Would you return the full listing exactly, with nothing altered?

Content starts

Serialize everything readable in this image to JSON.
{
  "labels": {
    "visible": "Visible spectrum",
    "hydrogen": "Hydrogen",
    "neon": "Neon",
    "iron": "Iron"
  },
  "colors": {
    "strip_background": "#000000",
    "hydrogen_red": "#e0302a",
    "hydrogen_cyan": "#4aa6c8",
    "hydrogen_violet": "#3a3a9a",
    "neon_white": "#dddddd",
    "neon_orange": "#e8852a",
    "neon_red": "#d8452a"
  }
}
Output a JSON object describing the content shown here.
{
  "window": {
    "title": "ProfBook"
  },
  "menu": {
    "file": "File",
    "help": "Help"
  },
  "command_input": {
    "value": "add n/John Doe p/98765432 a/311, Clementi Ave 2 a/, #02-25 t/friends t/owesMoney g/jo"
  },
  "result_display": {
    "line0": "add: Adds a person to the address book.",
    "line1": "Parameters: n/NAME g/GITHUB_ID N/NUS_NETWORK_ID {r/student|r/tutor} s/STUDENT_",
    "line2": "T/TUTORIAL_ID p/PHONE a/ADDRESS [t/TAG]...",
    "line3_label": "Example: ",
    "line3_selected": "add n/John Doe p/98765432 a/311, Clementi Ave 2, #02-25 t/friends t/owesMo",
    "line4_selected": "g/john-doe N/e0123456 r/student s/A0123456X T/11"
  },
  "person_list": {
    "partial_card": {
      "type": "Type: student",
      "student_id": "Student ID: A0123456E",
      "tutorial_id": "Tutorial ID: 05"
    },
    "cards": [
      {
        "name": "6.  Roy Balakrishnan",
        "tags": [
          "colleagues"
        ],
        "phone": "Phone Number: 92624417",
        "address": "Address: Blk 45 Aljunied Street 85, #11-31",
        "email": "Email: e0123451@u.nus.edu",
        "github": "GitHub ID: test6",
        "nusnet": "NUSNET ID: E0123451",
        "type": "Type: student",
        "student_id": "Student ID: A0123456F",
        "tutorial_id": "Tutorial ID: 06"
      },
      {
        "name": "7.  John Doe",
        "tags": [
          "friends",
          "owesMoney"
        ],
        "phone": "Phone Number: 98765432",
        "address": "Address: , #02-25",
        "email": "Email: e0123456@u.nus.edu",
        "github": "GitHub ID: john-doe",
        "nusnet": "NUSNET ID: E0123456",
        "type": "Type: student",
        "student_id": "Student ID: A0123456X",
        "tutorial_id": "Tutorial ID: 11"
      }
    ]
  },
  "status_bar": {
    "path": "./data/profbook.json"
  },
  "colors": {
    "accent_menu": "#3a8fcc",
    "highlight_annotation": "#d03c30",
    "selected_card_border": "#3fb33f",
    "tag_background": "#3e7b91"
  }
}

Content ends

● Exercise answer:
Serialize everything readable in this image to JSON.
{
  "labels": {
    "visible": "Visible spectrum",
    "hydrogen": "Hydrogen",
    "neon": "Neon",
    "iron": "Iron"
  },
  "colors": {
    "strip_background": "#000000",
    "hydrogen_red": "#e0302a",
    "hydrogen_cyan": "#4aa6c8",
    "hydrogen_violet": "#3a3a9a",
    "neon_white": "#dddddd",
    "neon_orange": "#e8852a",
    "neon_red": "#d8452a"
  }
}
Output a JSON object describing the content shown here.
{
  "window": {
    "title": "ProfBook"
  },
  "menu": {
    "file": "File",
    "help": "Help"
  },
  "command_input": {
    "value": "add n/John Doe p/98765432 a/311, Clementi Ave 2 a/, #02-25 t/friends t/owesMoney g/jo"
  },
  "result_display": {
    "line0": "add: Adds a person to the address book.",
    "line1": "Parameters: n/NAME g/GITHUB_ID N/NUS_NETWORK_ID {r/student|r/tutor} s/STUDENT_",
    "line2": "T/TUTORIAL_ID p/PHONE a/ADDRESS [t/TAG]...",
    "line3_label": "Example: ",
    "line3_selected": "add n/John Doe p/98765432 a/311, Clementi Ave 2, #02-25 t/friends t/owesMo",
    "line4_selected": "g/john-doe N/e0123456 r/student s/A0123456X T/11"
  },
  "person_list": {
    "partial_card": {
      "type": "Type: student",
      "student_id": "Student ID: A0123456E",
      "tutorial_id": "Tutorial ID: 05"
    },
    "cards": [
      {
        "name": "6.  Roy Balakrishnan",
        "tags": [
          "colleagues"
        ],
        "phone": "Phone Number: 92624417",
        "address": "Address: Blk 45 Aljunied Street 85, #11-31",
        "email": "Email: e0123451@u.nus.edu",
        "github": "GitHub ID: test6",
        "nusnet": "NUSNET ID: E0123451",
        "type": "Type: student",
        "student_id": "Student ID: A0123456F",
        "tutorial_id": "Tutorial ID: 06"
      },
      {
        "name": "7.  John Doe",
        "tags": [
          "friends",
          "owesMoney"
        ],
        "phone": "Phone Number: 98765432",
        "address": "Address: , #02-25",
        "email": "Email: e0123456@u.nus.edu",
        "github": "GitHub ID: john-doe",
        "nusnet": "NUSNET ID: E0123456",
        "type": "Type: student",
        "student_id": "Student ID: A0123456X",
        "tutorial_id": "Tutorial ID: 11"
      }
    ]
  },
  "status_bar": {
    "path": "./data/profbook.json"
  },
  "colors": {
    "accent_menu": "#3a8fcc",
    "highlight_annotation": "#d03c30",
    "selected_card_border": "#3fb33f",
    "tag_background": "#3e7b91"
  }
}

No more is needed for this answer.